How does God cover over our sins?  We Christians are fond of saying, “Jesus.”  But God has a whole tool shed filled with ways to cover our sins, mercy being high on the list.  It is not for us to know all of the whats and ways, He just does it.

Jesus is the main tool in the shed.  He met the Evil One head on, but kept himself focused on his Father.  The account of his temptations is helpful for us in our own puny efforts to defend against the temptations of the Evil One, but we can also study how Jesus reacted throughout his ministry.

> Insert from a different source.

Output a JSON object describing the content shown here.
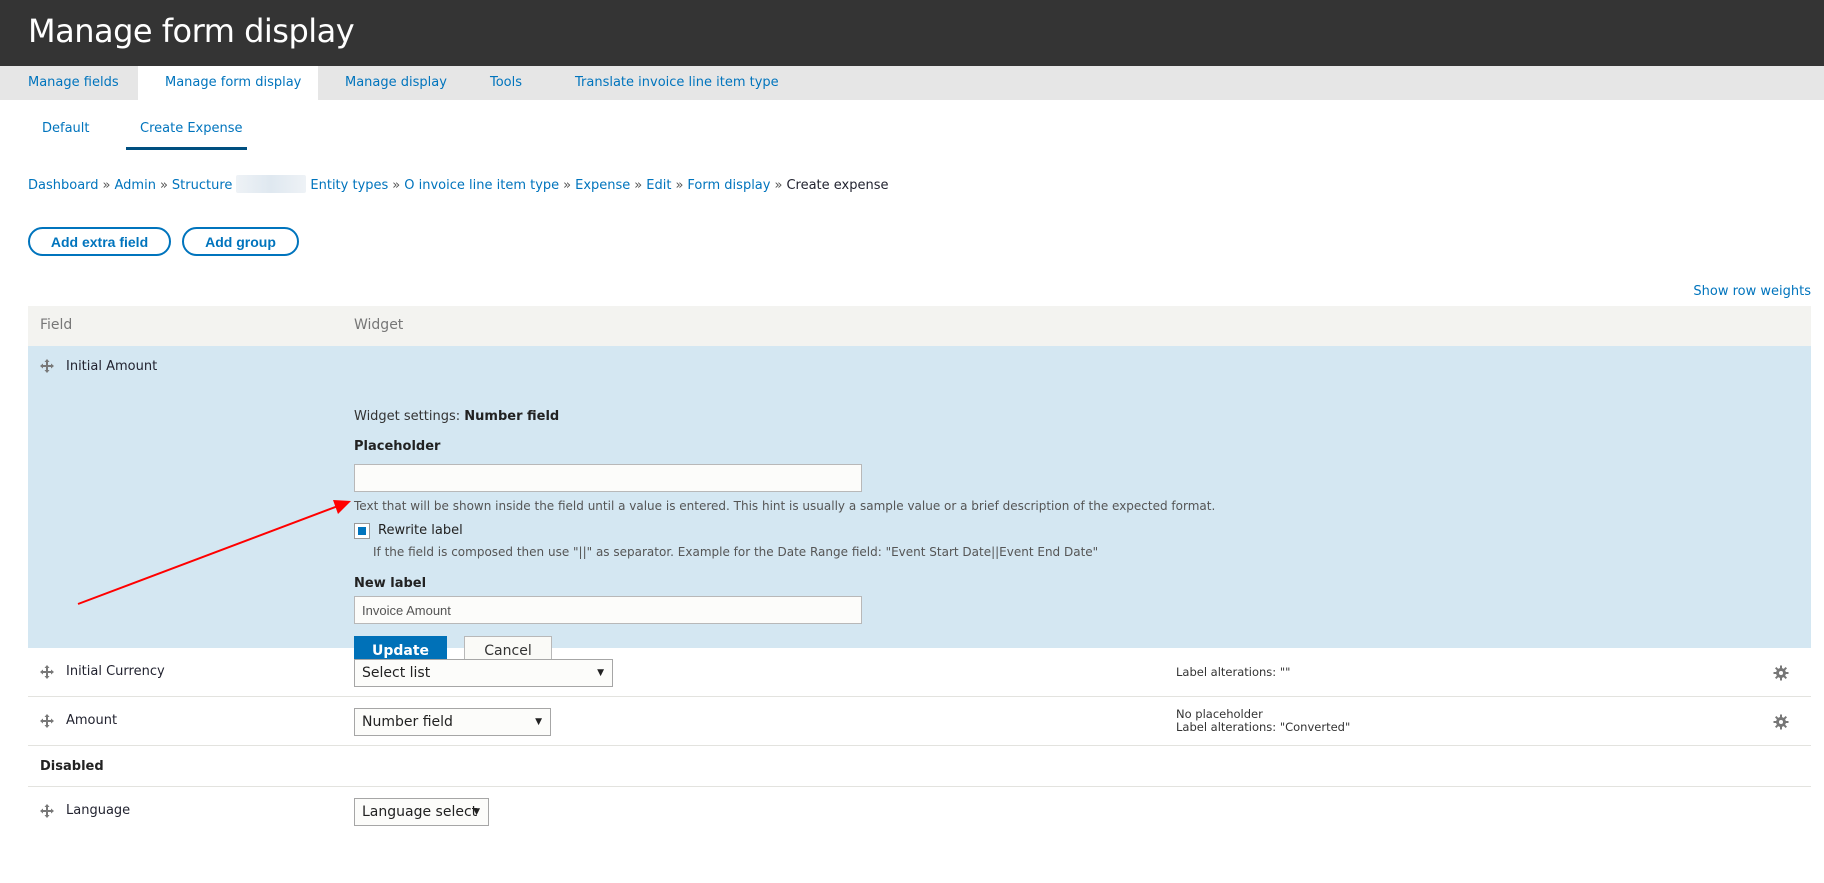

When he healed, he told them not to advertise.  When the crowds became too large, he went in hiding.  When temptation came on strongly, he went into prayer.  Jesus did everything he could do to avoid becoming impressed with himself.

When Jesus went back home, the people who had known him as a child could not believe all the talk about miracles and his being an extraordinary teacher.  He was too ordinary.  He looked just like his brothers.  Remember, he was such a sickly kid.  His brother James is the one to watch, he’s a go-getter.  Jesus is just a flash in the pan.

Jesus needed to hear all that.  It reminded him he was one of us.  He was capable of sin.  Do not give him too much Godly power in your thinking.  He was a human.  He was Adam.  Unlike Adam, Jesus made smart decisions.  He never did anything without consulting God.

That is the solution, but we are not up doing it.  So?  Ask God to cover your sin.

Be righteous and do good.

Mike Lawrence